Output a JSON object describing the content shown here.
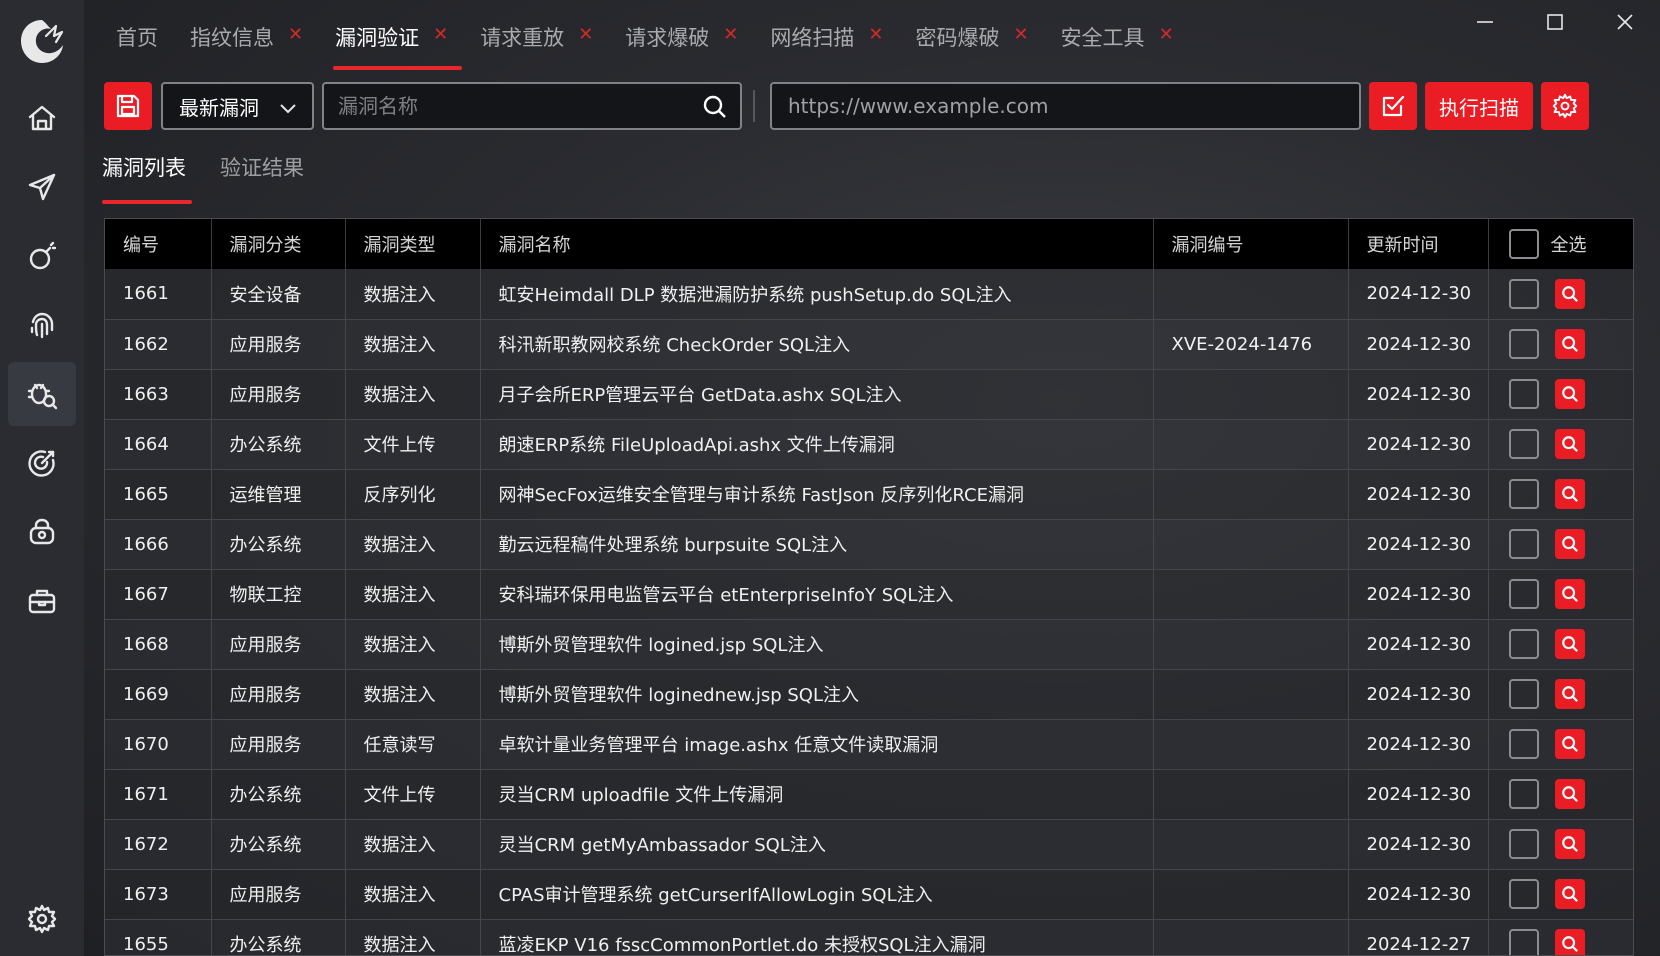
{
  "window": {
    "tabs": [
      {
        "label": "首页",
        "closable": false
      },
      {
        "label": "指纹信息",
        "closable": true
      },
      {
        "label": "漏洞验证",
        "closable": true,
        "active": true
      },
      {
        "label": "请求重放",
        "closable": true
      },
      {
        "label": "请求爆破",
        "closable": true
      },
      {
        "label": "网络扫描",
        "closable": true
      },
      {
        "label": "密码爆破",
        "closable": true
      },
      {
        "label": "安全工具",
        "closable": true
      }
    ],
    "close_glyph": "✕"
  },
  "sidebar": {
    "items": [
      {
        "name": "home-icon"
      },
      {
        "name": "paper-plane-icon"
      },
      {
        "name": "bomb-icon"
      },
      {
        "name": "fingerprint-icon"
      },
      {
        "name": "bug-search-icon",
        "active": true
      },
      {
        "name": "target-icon"
      },
      {
        "name": "lock-icon"
      },
      {
        "name": "toolbox-icon"
      }
    ],
    "bottom": "gear-icon"
  },
  "toolbar": {
    "category_selected": "最新漏洞",
    "search_placeholder": "漏洞名称",
    "url_placeholder": "https://www.example.com",
    "scan_label": "执行扫描",
    "accent": "#ea1d25"
  },
  "subtabs": [
    {
      "label": "漏洞列表",
      "active": true
    },
    {
      "label": "验证结果"
    }
  ],
  "table": {
    "headers": [
      "编号",
      "漏洞分类",
      "漏洞类型",
      "漏洞名称",
      "漏洞编号",
      "更新时间"
    ],
    "select_all_label": "全选",
    "rows": [
      [
        "1661",
        "安全设备",
        "数据注入",
        "虹安Heimdall DLP 数据泄漏防护系统 pushSetup.do SQL注入",
        "",
        "2024-12-30"
      ],
      [
        "1662",
        "应用服务",
        "数据注入",
        "科汛新职教网校系统 CheckOrder SQL注入",
        "XVE-2024-1476",
        "2024-12-30"
      ],
      [
        "1663",
        "应用服务",
        "数据注入",
        "月子会所ERP管理云平台 GetData.ashx SQL注入",
        "",
        "2024-12-30"
      ],
      [
        "1664",
        "办公系统",
        "文件上传",
        "朗速ERP系统 FileUploadApi.ashx 文件上传漏洞",
        "",
        "2024-12-30"
      ],
      [
        "1665",
        "运维管理",
        "反序列化",
        "网神SecFox运维安全管理与审计系统 FastJson 反序列化RCE漏洞",
        "",
        "2024-12-30"
      ],
      [
        "1666",
        "办公系统",
        "数据注入",
        "勤云远程稿件处理系统 burpsuite SQL注入",
        "",
        "2024-12-30"
      ],
      [
        "1667",
        "物联工控",
        "数据注入",
        "安科瑞环保用电监管云平台 etEnterpriseInfoY SQL注入",
        "",
        "2024-12-30"
      ],
      [
        "1668",
        "应用服务",
        "数据注入",
        "博斯外贸管理软件 logined.jsp SQL注入",
        "",
        "2024-12-30"
      ],
      [
        "1669",
        "应用服务",
        "数据注入",
        "博斯外贸管理软件 loginednew.jsp SQL注入",
        "",
        "2024-12-30"
      ],
      [
        "1670",
        "应用服务",
        "任意读写",
        "卓软计量业务管理平台 image.ashx 任意文件读取漏洞",
        "",
        "2024-12-30"
      ],
      [
        "1671",
        "办公系统",
        "文件上传",
        "灵当CRM uploadfile 文件上传漏洞",
        "",
        "2024-12-30"
      ],
      [
        "1672",
        "办公系统",
        "数据注入",
        "灵当CRM getMyAmbassador SQL注入",
        "",
        "2024-12-30"
      ],
      [
        "1673",
        "应用服务",
        "数据注入",
        "CPAS审计管理系统 getCurserIfAllowLogin SQL注入",
        "",
        "2024-12-30"
      ],
      [
        "1655",
        "办公系统",
        "数据注入",
        "蓝凌EKP V16 fsscCommonPortlet.do 未授权SQL注入漏洞",
        "",
        "2024-12-27"
      ]
    ]
  }
}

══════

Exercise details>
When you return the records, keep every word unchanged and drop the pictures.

Task result>
Output a JSON object describing the content shown here.
{
  "window": {
    "tabs": [
      {
        "label": "首页",
        "closable": false
      },
      {
        "label": "指纹信息",
        "closable": true
      },
      {
        "label": "漏洞验证",
        "closable": true,
        "active": true
      },
      {
        "label": "请求重放",
        "closable": true
      },
      {
        "label": "请求爆破",
        "closable": true
      },
      {
        "label": "网络扫描",
        "closable": true
      },
      {
        "label": "密码爆破",
        "closable": true
      },
      {
        "label": "安全工具",
        "closable": true
      }
    ],
    "close_glyph": "✕"
  },
  "sidebar": {
    "items": [
      {
        "name": "home-icon"
      },
      {
        "name": "paper-plane-icon"
      },
      {
        "name": "bomb-icon"
      },
      {
        "name": "fingerprint-icon"
      },
      {
        "name": "bug-search-icon",
        "active": true
      },
      {
        "name": "target-icon"
      },
      {
        "name": "lock-icon"
      },
      {
        "name": "toolbox-icon"
      }
    ],
    "bottom": "gear-icon"
  },
  "toolbar": {
    "category_selected": "最新漏洞",
    "search_placeholder": "漏洞名称",
    "url_placeholder": "https://www.example.com",
    "scan_label": "执行扫描",
    "accent": "#ea1d25"
  },
  "subtabs": [
    {
      "label": "漏洞列表",
      "active": true
    },
    {
      "label": "验证结果"
    }
  ],
  "table": {
    "headers": [
      "编号",
      "漏洞分类",
      "漏洞类型",
      "漏洞名称",
      "漏洞编号",
      "更新时间"
    ],
    "select_all_label": "全选",
    "rows": [
      [
        "1661",
        "安全设备",
        "数据注入",
        "虹安Heimdall DLP 数据泄漏防护系统 pushSetup.do SQL注入",
        "",
        "2024-12-30"
      ],
      [
        "1662",
        "应用服务",
        "数据注入",
        "科汛新职教网校系统 CheckOrder SQL注入",
        "XVE-2024-1476",
        "2024-12-30"
      ],
      [
        "1663",
        "应用服务",
        "数据注入",
        "月子会所ERP管理云平台 GetData.ashx SQL注入",
        "",
        "2024-12-30"
      ],
      [
        "1664",
        "办公系统",
        "文件上传",
        "朗速ERP系统 FileUploadApi.ashx 文件上传漏洞",
        "",
        "2024-12-30"
      ],
      [
        "1665",
        "运维管理",
        "反序列化",
        "网神SecFox运维安全管理与审计系统 FastJson 反序列化RCE漏洞",
        "",
        "2024-12-30"
      ],
      [
        "1666",
        "办公系统",
        "数据注入",
        "勤云远程稿件处理系统 burpsuite SQL注入",
        "",
        "2024-12-30"
      ],
      [
        "1667",
        "物联工控",
        "数据注入",
        "安科瑞环保用电监管云平台 etEnterpriseInfoY SQL注入",
        "",
        "2024-12-30"
      ],
      [
        "1668",
        "应用服务",
        "数据注入",
        "博斯外贸管理软件 logined.jsp SQL注入",
        "",
        "2024-12-30"
      ],
      [
        "1669",
        "应用服务",
        "数据注入",
        "博斯外贸管理软件 loginednew.jsp SQL注入",
        "",
        "2024-12-30"
      ],
      [
        "1670",
        "应用服务",
        "任意读写",
        "卓软计量业务管理平台 image.ashx 任意文件读取漏洞",
        "",
        "2024-12-30"
      ],
      [
        "1671",
        "办公系统",
        "文件上传",
        "灵当CRM uploadfile 文件上传漏洞",
        "",
        "2024-12-30"
      ],
      [
        "1672",
        "办公系统",
        "数据注入",
        "灵当CRM getMyAmbassador SQL注入",
        "",
        "2024-12-30"
      ],
      [
        "1673",
        "应用服务",
        "数据注入",
        "CPAS审计管理系统 getCurserIfAllowLogin SQL注入",
        "",
        "2024-12-30"
      ],
      [
        "1655",
        "办公系统",
        "数据注入",
        "蓝凌EKP V16 fsscCommonPortlet.do 未授权SQL注入漏洞",
        "",
        "2024-12-27"
      ]
    ]
  }
}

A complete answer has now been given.